YOUR ASSIGNMENT:
Your reply should hold every record exactly as given, with no pictures in it.

[Page and application data records]
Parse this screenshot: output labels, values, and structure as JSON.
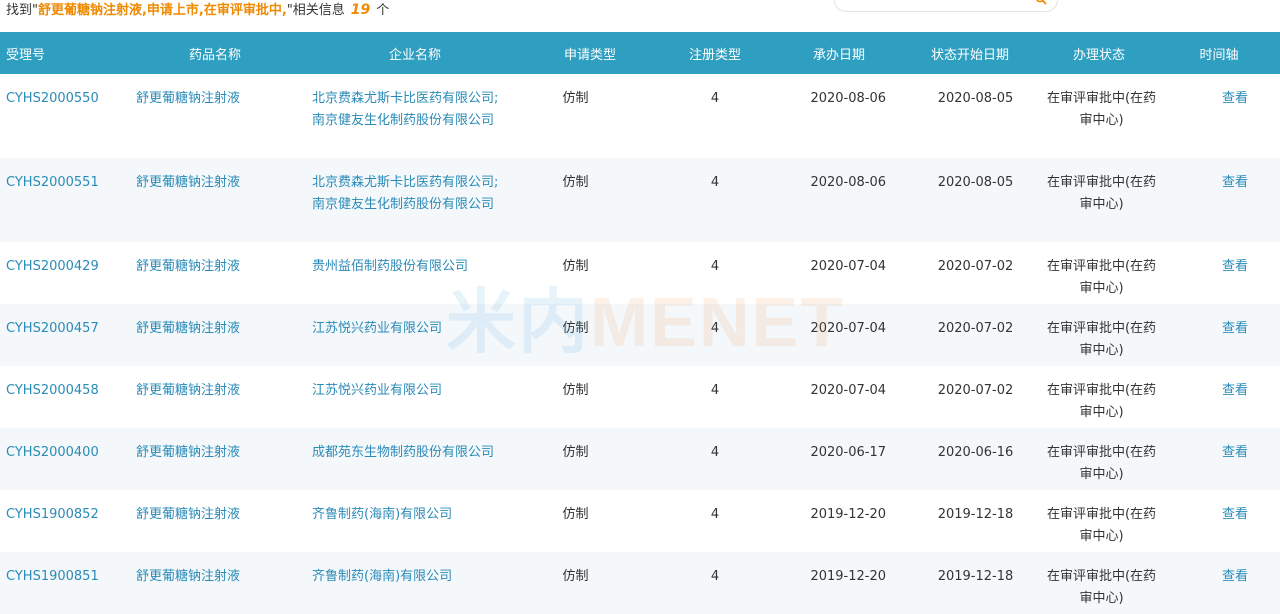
{
  "summary": {
    "prefix": "找到\"",
    "query": "舒更葡糖钠注射液,申请上市,在审评审批中,",
    "suffix": "\"相关信息",
    "count": "19",
    "unit": "个"
  },
  "headers": [
    "受理号",
    "药品名称",
    "企业名称",
    "申请类型",
    "注册类型",
    "承办日期",
    "状态开始日期",
    "办理状态",
    "时间轴"
  ],
  "rows": [
    {
      "id": "CYHS2000550",
      "drug": "舒更葡糖钠注射液",
      "company": "北京费森尤斯卡比医药有限公司;南京健友生化制药股份有限公司",
      "apply": "仿制",
      "reg": "4",
      "accept": "2020-08-06",
      "start": "2020-08-05",
      "status": "在审评审批中(在药审中心)",
      "action": "查看"
    },
    {
      "id": "CYHS2000551",
      "drug": "舒更葡糖钠注射液",
      "company": "北京费森尤斯卡比医药有限公司;南京健友生化制药股份有限公司",
      "apply": "仿制",
      "reg": "4",
      "accept": "2020-08-06",
      "start": "2020-08-05",
      "status": "在审评审批中(在药审中心)",
      "action": "查看"
    },
    {
      "id": "CYHS2000429",
      "drug": "舒更葡糖钠注射液",
      "company": "贵州益佰制药股份有限公司",
      "apply": "仿制",
      "reg": "4",
      "accept": "2020-07-04",
      "start": "2020-07-02",
      "status": "在审评审批中(在药审中心)",
      "action": "查看"
    },
    {
      "id": "CYHS2000457",
      "drug": "舒更葡糖钠注射液",
      "company": "江苏悦兴药业有限公司",
      "apply": "仿制",
      "reg": "4",
      "accept": "2020-07-04",
      "start": "2020-07-02",
      "status": "在审评审批中(在药审中心)",
      "action": "查看"
    },
    {
      "id": "CYHS2000458",
      "drug": "舒更葡糖钠注射液",
      "company": "江苏悦兴药业有限公司",
      "apply": "仿制",
      "reg": "4",
      "accept": "2020-07-04",
      "start": "2020-07-02",
      "status": "在审评审批中(在药审中心)",
      "action": "查看"
    },
    {
      "id": "CYHS2000400",
      "drug": "舒更葡糖钠注射液",
      "company": "成都苑东生物制药股份有限公司",
      "apply": "仿制",
      "reg": "4",
      "accept": "2020-06-17",
      "start": "2020-06-16",
      "status": "在审评审批中(在药审中心)",
      "action": "查看"
    },
    {
      "id": "CYHS1900852",
      "drug": "舒更葡糖钠注射液",
      "company": "齐鲁制药(海南)有限公司",
      "apply": "仿制",
      "reg": "4",
      "accept": "2019-12-20",
      "start": "2019-12-18",
      "status": "在审评审批中(在药审中心)",
      "action": "查看"
    },
    {
      "id": "CYHS1900851",
      "drug": "舒更葡糖钠注射液",
      "company": "齐鲁制药(海南)有限公司",
      "apply": "仿制",
      "reg": "4",
      "accept": "2019-12-20",
      "start": "2019-12-18",
      "status": "在审评审批中(在药审中心)",
      "action": "查看"
    }
  ],
  "watermark": {
    "cn": "米内",
    "en": "MENET"
  },
  "colors": {
    "header_bg": "#2e9fc0",
    "link": "#2a8bb8",
    "highlight": "#f08a00"
  }
}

YOUR SOLUTION:
Parse this screenshot: output labels, values, and structure as JSON.
{
  "summary": {
    "prefix": "找到\"",
    "query": "舒更葡糖钠注射液,申请上市,在审评审批中,",
    "suffix": "\"相关信息",
    "count": "19",
    "unit": "个"
  },
  "headers": [
    "受理号",
    "药品名称",
    "企业名称",
    "申请类型",
    "注册类型",
    "承办日期",
    "状态开始日期",
    "办理状态",
    "时间轴"
  ],
  "rows": [
    {
      "id": "CYHS2000550",
      "drug": "舒更葡糖钠注射液",
      "company": "北京费森尤斯卡比医药有限公司;南京健友生化制药股份有限公司",
      "apply": "仿制",
      "reg": "4",
      "accept": "2020-08-06",
      "start": "2020-08-05",
      "status": "在审评审批中(在药审中心)",
      "action": "查看"
    },
    {
      "id": "CYHS2000551",
      "drug": "舒更葡糖钠注射液",
      "company": "北京费森尤斯卡比医药有限公司;南京健友生化制药股份有限公司",
      "apply": "仿制",
      "reg": "4",
      "accept": "2020-08-06",
      "start": "2020-08-05",
      "status": "在审评审批中(在药审中心)",
      "action": "查看"
    },
    {
      "id": "CYHS2000429",
      "drug": "舒更葡糖钠注射液",
      "company": "贵州益佰制药股份有限公司",
      "apply": "仿制",
      "reg": "4",
      "accept": "2020-07-04",
      "start": "2020-07-02",
      "status": "在审评审批中(在药审中心)",
      "action": "查看"
    },
    {
      "id": "CYHS2000457",
      "drug": "舒更葡糖钠注射液",
      "company": "江苏悦兴药业有限公司",
      "apply": "仿制",
      "reg": "4",
      "accept": "2020-07-04",
      "start": "2020-07-02",
      "status": "在审评审批中(在药审中心)",
      "action": "查看"
    },
    {
      "id": "CYHS2000458",
      "drug": "舒更葡糖钠注射液",
      "company": "江苏悦兴药业有限公司",
      "apply": "仿制",
      "reg": "4",
      "accept": "2020-07-04",
      "start": "2020-07-02",
      "status": "在审评审批中(在药审中心)",
      "action": "查看"
    },
    {
      "id": "CYHS2000400",
      "drug": "舒更葡糖钠注射液",
      "company": "成都苑东生物制药股份有限公司",
      "apply": "仿制",
      "reg": "4",
      "accept": "2020-06-17",
      "start": "2020-06-16",
      "status": "在审评审批中(在药审中心)",
      "action": "查看"
    },
    {
      "id": "CYHS1900852",
      "drug": "舒更葡糖钠注射液",
      "company": "齐鲁制药(海南)有限公司",
      "apply": "仿制",
      "reg": "4",
      "accept": "2019-12-20",
      "start": "2019-12-18",
      "status": "在审评审批中(在药审中心)",
      "action": "查看"
    },
    {
      "id": "CYHS1900851",
      "drug": "舒更葡糖钠注射液",
      "company": "齐鲁制药(海南)有限公司",
      "apply": "仿制",
      "reg": "4",
      "accept": "2019-12-20",
      "start": "2019-12-18",
      "status": "在审评审批中(在药审中心)",
      "action": "查看"
    }
  ],
  "watermark": {
    "cn": "米内",
    "en": "MENET"
  },
  "colors": {
    "header_bg": "#2e9fc0",
    "link": "#2a8bb8",
    "highlight": "#f08a00"
  }
}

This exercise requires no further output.